 A Water Docs patron engages with several pieces from    Water Advisory!   , on display at the 2018 Water Docs Film Festival.

A Water Docs patron engages with several pieces from Water Advisory!, on display at the 2018 Water Docs Film Festival.

 Four tapestries from    Water Advisory!   , showcased at Water Docs Film Festival.

Four tapestries from Water Advisory!, showcased at Water Docs Film Festival.

 

The Big Blue Marble Project, from Blue Mind

The blue marble project is a global, participatory art piece that designed to inspire mindfulness in our relationship to water. A neuroscience-based initiative from marine biologist Dr. Wallace J. Nichols, blue marbles are given to people around the world in celebration of our beautiful, fragile planet, carrying the simple and clear message that #WaterIsLife. Blue Mind has set out to pass a blue marble through every (yes, every) person's hand on earth, with a simple message of gratitude along with it.

At Water Docs Film Festival, we place a bowl of blue marbles at the box office and patrons are encouraged throughout the festival to take a marble, to keep it with them as a reminder of the powerful encounters they have had with water and art at the festival.

 A handful of the unique blue marbles we were offering to audiences during the 2018 Water Docs Film Festival.

A handful of the unique blue marbles we were offering to audiences during the 2018 Water Docs Film Festival.

It’s a low-tech slow-motion global art project and a clear reminder that everything we do on this water planet matters.
— Blue Mind Project

 

Art, Performance & Film: The Peel Project

The documentary film The Peel Project had its Toronto premiere at the 2017 Water Docs Film Festival. During the premiere, the artists involved in the journey down the Peel River Watershed in the Yukon displayed some of their artwork that had been inspired by the process.
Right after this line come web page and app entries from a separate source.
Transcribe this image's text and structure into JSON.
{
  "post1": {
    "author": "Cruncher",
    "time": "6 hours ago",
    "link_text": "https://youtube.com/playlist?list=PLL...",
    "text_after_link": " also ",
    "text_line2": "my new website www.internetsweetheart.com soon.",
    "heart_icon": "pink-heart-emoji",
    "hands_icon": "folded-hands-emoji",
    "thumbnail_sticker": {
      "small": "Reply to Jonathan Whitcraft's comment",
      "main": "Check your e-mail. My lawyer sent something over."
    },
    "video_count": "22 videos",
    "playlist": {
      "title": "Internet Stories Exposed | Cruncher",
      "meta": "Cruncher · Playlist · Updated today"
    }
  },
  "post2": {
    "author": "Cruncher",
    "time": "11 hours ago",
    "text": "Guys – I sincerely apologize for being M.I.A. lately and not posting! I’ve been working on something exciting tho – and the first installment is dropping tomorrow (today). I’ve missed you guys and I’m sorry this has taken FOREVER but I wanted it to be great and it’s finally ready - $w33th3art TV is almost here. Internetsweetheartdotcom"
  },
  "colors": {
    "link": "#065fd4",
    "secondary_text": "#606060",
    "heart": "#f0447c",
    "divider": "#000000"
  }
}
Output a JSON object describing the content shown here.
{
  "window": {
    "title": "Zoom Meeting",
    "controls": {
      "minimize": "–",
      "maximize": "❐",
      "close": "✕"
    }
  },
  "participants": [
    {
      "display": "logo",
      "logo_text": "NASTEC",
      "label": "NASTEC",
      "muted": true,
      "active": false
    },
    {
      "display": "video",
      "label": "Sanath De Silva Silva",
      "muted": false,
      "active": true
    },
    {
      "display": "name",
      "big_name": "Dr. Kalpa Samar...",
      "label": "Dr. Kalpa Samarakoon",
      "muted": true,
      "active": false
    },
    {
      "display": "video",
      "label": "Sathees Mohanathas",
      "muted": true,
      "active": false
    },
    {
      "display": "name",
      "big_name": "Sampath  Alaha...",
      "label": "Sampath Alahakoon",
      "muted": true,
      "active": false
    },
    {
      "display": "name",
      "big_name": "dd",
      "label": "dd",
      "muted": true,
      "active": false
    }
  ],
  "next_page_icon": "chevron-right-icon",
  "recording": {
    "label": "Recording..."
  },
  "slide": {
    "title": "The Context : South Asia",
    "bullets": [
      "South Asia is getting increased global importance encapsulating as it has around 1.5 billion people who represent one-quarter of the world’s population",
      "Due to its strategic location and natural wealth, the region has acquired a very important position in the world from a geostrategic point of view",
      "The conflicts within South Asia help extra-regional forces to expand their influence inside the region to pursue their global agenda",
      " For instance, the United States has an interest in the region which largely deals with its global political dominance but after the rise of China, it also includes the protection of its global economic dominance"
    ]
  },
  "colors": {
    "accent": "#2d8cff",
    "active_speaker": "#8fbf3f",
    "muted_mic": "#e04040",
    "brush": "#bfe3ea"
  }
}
Anthony Wallace and his band performed original pieces of music for our audience that he had written while on the journey down the Peel River. 

Water Docs 2017 opening night was thus an evening full of documentary film, classical music, painting and sculpture!

 Artworks by the artists who were inspired by their journey down the Peel River Watershed in    The Peel Project      were put on display for audiences to engage with after seeing the film.

Artworks by the artists who were inspired by their journey down the Peel River Watershed in The Peel Project were put on display for audiences to engage with after seeing the film.

 Musicians playing pieces composed by Anthony William Wallace while in the Yukon as a participant in    The Peel Project  ,  a film shown on Opening Night in the 2017 Water Docs Film Festival.

Musicians playing pieces composed by Anthony William Wallace while in the Yukon as a participant in The Peel Project, a film shown on Opening Night in the 2017 Water Docs Film Festival.

 A Water Docs patron engages with works of art created by the artists in    The Peel Project   .

A Water Docs patron engages with works of art created by the artists in The Peel Project.

 

2016 Performances and Exhibits

 Water Docs held the first public exhibit of Dave Sandford's magnificent photos of Lake Erie.

Water Docs held the first public exhibit of Dave Sandford's magnificent photos of Lake Erie.

 The Toronto's Common Thread Community Chorus sang a program of water songs from many cultures, under the direction of Isabel Bernaus.

The Toronto's Common Thread Community Chorus sang a program of water songs from many cultures, under the direction of Isabel Bernaus.

 Singer Sonia Colleymore

Singer Sonia Colleymore

WD 2016 - Exhibits-The Water Shed.jpg

The Water Shed, an installation created by Montreal theatre group Porte Parole, offered people a surprise opportunity to engage with the miraculous and mysterious presence of Water, both around us and inside of us. From one participant:

It was powerful, it sort of wakes you up in a way, I can’t really explain what happened. You should experience it yourself, but it was empowering, refreshing. At the end of the day, to know something, to be informed of something, is always a good thing. It makes you more open to making better decisions.

 

Have you been moved by a film, art or performance to take #ActionForWater? Tell us how the arts move you on social media: